Among other things, Steyuk stated that he and 100 other slave-labor inmates were put in chains, had to exhume mass graves, and burn the extracted bodies on pyres. He claimed that the pyres they built consisted of several layers of wood and bodies, reaching the height of four meters, and containing about 5,000 corpses each. Later he specified that a pyre had about 20 layers(!) of alternating wood and bodies.
Let’s assume that a running meter of a pyre two meters wide can accommodate four corpses. Each corpse requires 250 kg of freshly cut wood (see open-air incinerations). The density of green wood is roughly 0.9 tons per m³, and its stacking density on a pyre is 1.4 (40% for air and flames to go through). This means that the wood required to burn just one layer of corpses stacks up to a height of some 0.75 meters. Adding the body layer gets us to roughly a meter. Twenty such layers result in a pyre 20 meters high. It would have been impossible to build such a pyre, and also impossible to burn it down without it collapsing and spilling burning wood and corpses all over the place.

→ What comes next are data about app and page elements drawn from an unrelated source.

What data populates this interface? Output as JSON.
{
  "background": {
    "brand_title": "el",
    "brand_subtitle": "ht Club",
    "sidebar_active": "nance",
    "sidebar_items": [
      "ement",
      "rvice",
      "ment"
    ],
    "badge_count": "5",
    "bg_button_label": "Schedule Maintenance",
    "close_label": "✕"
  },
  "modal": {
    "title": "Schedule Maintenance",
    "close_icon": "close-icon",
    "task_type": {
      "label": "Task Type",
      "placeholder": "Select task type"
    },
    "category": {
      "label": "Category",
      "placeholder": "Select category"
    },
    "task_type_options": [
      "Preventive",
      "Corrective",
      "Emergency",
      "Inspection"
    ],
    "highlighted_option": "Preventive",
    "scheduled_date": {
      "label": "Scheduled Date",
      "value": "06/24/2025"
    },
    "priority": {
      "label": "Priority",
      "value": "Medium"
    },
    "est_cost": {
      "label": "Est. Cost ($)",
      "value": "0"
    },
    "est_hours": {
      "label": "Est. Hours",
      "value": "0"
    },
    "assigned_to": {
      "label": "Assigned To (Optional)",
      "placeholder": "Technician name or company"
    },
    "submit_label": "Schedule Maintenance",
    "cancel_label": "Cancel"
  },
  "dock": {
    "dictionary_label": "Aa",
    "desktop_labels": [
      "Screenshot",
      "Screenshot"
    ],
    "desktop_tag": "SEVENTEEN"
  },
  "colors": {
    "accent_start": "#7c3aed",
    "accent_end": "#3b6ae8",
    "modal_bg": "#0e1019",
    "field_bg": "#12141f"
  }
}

Steyuk asserted that at least ten such pyres were burned, hence a total of some 50,000 bodies. In the second interview, Steyuk first said he doesn’t know how many bodies there were exhumed and burned in total, but when pressed for a number, he stated that there had been some 45,000 bodies.
When interrogated again in 1980 by the KGB, he now “remembered” that each pyre contained 2,000 bodies and was only 3 meters high; that there were up to sixty of them; that the slave-labor work force was increased to 325; that the total death toll amounted to 100,000 victims; that the evil SS officer running the show was called Topaide; and that the Germans also used gas vans to kill people. This late enrichment of his “memory,” bringing it in line with other similarly groomed testimonies, evidently resulted from coaching sessions he had with Soviet authorities, whose investigative commission had invented the SS man Topaide and the use of gas vans in their 1944 expert report on Babi Yar.
With 250 kg of freshly cut wood needed to cremate one body on a pyre, cremating 50,000 or 100,000 bodies would have required some 12,500 to 25,000 metric tons of wood. An average prisoner is rated at being able to cut some 0.63 metric tons of fresh wood per workday. To cut this amount of wood within five weeks (35 days) that this operation supposedly lasted would have required a work force of some 567 to 1,134 dedicated lumberjacks just to cut the wood. Steyuk claimed initially that his unit consisted only of 100 inmates, all busy digging out mass graves, extracting bodies, building pyres, and – as other witnesses claimed – moreover sifting through ashes, scattering the ashes and refilling the graves with soil. Steyuk says nothing about where the firewood came from.